→ **The task**
Report the number of lines in the entries below that include the word "summary", and nothing else.

[Stored data]
┏━━

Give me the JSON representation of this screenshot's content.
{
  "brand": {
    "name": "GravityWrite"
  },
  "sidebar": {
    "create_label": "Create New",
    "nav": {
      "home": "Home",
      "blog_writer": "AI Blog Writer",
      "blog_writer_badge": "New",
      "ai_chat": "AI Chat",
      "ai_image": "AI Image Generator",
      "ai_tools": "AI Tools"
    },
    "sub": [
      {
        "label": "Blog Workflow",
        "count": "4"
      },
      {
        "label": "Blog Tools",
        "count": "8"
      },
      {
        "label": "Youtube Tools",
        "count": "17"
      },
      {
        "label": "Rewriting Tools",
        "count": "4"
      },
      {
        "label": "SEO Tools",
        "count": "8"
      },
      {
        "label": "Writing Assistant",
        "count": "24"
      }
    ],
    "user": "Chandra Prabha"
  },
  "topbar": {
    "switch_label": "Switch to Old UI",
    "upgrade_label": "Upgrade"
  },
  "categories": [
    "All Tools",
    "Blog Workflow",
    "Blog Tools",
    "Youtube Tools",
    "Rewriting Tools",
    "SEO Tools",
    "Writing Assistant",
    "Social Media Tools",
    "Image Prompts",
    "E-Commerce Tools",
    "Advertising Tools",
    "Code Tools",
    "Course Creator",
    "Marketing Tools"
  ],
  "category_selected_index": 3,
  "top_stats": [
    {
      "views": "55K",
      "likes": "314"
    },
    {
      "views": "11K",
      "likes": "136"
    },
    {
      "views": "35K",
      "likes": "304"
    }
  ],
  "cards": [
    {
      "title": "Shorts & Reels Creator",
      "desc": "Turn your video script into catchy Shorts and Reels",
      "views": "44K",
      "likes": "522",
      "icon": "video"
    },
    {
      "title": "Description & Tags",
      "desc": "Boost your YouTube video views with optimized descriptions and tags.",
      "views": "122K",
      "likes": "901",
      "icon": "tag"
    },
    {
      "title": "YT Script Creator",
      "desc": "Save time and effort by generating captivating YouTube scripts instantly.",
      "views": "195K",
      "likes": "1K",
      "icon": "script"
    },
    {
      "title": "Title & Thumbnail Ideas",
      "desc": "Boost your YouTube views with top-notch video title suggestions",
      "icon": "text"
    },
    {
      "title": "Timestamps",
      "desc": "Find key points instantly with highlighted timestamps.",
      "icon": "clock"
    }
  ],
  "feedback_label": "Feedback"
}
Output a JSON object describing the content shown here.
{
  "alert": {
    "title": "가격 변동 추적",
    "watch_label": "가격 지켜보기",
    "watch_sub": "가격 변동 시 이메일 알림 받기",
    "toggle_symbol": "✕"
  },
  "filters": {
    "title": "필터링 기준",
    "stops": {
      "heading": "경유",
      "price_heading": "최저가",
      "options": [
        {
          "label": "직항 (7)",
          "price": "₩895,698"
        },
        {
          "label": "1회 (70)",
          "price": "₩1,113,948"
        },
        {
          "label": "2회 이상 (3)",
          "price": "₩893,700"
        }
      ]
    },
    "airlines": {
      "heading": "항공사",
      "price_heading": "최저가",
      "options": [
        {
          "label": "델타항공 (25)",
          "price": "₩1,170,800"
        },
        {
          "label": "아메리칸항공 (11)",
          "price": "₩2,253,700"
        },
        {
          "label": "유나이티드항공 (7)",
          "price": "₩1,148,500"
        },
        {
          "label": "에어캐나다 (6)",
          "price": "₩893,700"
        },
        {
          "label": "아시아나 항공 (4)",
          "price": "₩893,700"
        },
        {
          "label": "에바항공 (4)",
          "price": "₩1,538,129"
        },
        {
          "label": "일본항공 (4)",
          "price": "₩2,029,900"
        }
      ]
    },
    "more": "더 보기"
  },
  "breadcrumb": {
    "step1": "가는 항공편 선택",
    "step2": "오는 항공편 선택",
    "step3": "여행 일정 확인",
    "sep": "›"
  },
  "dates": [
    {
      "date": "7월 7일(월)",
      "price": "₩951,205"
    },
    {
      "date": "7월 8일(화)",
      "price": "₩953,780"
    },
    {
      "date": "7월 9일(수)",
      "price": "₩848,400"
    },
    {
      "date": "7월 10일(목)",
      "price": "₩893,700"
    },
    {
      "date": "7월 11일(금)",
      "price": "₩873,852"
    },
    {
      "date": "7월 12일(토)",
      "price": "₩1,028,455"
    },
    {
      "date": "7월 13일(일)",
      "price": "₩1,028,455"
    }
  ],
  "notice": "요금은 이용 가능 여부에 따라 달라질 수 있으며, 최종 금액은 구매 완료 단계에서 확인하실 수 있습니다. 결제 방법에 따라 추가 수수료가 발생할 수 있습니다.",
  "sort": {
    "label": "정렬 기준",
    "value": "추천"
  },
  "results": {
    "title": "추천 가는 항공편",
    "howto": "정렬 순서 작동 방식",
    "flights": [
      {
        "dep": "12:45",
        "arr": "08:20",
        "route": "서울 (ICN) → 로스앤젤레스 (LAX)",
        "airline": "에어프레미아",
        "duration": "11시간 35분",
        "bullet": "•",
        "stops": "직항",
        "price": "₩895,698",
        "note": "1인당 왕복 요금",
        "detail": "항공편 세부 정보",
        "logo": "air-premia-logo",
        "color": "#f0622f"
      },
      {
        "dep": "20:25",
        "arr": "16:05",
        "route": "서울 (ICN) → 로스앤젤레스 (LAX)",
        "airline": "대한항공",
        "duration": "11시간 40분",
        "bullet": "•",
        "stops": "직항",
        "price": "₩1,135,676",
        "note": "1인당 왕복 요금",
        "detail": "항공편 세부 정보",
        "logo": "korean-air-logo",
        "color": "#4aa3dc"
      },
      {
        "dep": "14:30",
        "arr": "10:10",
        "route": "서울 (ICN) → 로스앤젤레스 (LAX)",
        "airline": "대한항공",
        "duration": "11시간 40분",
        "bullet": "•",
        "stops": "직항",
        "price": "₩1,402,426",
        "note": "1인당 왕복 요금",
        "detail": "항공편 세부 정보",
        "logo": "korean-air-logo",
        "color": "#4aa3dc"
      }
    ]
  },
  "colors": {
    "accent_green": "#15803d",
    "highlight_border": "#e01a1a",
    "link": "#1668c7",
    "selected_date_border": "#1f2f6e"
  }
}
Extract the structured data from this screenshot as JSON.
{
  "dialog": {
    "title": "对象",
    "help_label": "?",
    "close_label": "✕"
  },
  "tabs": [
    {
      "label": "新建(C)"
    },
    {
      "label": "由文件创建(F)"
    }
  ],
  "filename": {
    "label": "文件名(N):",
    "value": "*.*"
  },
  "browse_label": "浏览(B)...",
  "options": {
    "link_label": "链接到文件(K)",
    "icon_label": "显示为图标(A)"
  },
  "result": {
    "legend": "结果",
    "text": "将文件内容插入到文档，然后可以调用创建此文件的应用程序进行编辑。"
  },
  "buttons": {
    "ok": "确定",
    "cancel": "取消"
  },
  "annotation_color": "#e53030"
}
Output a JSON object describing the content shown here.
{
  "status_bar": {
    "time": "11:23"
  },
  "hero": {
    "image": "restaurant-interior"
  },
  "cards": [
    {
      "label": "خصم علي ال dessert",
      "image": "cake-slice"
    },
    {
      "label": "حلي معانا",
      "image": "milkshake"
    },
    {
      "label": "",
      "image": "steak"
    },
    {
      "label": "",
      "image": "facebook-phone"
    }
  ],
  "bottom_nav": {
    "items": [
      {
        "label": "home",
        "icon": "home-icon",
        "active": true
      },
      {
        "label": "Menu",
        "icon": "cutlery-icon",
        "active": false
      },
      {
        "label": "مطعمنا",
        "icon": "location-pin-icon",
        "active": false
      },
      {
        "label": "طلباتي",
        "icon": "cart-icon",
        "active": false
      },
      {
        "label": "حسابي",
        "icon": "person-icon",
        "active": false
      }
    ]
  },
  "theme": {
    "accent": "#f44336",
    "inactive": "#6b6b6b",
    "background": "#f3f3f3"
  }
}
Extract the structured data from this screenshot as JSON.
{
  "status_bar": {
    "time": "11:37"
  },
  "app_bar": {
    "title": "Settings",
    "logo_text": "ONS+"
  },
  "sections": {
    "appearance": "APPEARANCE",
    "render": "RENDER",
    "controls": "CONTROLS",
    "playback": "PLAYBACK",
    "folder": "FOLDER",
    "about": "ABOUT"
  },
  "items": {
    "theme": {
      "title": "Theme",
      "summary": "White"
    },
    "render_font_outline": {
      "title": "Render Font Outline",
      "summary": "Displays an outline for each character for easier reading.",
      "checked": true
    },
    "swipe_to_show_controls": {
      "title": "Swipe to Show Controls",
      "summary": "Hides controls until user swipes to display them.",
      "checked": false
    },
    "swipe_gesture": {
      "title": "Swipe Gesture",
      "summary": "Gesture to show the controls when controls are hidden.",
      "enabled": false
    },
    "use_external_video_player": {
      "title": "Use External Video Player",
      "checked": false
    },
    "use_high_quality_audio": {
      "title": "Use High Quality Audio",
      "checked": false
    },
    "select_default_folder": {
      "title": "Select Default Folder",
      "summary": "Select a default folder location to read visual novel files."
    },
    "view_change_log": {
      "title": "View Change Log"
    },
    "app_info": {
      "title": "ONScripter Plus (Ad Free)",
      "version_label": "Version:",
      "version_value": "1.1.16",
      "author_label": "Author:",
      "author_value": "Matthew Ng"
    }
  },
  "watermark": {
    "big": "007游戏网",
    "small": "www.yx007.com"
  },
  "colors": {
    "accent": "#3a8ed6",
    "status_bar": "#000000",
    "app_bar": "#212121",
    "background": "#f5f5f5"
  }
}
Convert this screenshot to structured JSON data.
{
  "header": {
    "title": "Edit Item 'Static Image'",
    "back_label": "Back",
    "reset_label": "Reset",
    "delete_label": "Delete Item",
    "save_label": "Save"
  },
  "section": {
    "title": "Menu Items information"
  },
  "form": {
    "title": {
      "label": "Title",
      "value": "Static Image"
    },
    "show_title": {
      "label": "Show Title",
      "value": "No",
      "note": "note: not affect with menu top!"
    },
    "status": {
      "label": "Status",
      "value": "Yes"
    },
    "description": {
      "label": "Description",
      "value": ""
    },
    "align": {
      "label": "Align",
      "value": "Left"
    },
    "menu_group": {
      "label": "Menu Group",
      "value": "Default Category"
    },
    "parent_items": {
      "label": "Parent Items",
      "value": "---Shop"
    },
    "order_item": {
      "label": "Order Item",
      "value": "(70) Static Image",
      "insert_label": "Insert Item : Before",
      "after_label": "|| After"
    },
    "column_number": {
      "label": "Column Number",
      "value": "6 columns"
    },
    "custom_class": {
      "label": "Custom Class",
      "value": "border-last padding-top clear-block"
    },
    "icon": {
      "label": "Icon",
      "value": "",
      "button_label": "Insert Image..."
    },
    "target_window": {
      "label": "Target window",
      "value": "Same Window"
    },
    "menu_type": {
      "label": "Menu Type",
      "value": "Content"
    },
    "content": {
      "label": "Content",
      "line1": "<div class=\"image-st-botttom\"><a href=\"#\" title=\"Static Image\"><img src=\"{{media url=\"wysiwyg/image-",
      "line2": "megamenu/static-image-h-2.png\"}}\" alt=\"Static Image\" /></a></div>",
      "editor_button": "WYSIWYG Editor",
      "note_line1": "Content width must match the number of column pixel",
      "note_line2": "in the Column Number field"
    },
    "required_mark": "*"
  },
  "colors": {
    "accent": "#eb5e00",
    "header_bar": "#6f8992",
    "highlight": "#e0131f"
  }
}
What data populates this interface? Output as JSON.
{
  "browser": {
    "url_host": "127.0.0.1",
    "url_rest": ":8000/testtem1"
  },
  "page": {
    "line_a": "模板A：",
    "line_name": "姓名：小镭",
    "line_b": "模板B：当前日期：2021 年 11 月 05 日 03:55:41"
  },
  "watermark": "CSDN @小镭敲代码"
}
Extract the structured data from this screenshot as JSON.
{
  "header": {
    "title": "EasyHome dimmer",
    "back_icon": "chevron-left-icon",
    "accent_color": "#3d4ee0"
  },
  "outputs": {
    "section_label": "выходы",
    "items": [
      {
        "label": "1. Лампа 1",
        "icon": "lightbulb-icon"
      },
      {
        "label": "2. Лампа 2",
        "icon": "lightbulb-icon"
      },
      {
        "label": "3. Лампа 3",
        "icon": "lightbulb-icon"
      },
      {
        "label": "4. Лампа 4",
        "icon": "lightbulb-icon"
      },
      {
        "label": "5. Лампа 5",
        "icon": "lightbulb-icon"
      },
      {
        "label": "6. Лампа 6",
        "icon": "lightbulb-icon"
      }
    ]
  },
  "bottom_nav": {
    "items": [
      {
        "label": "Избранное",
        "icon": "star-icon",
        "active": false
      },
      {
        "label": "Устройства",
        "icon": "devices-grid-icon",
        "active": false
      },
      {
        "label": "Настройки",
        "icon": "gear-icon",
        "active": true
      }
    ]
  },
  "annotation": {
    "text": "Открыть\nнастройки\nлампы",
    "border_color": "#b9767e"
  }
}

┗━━

→ **Written reply**
5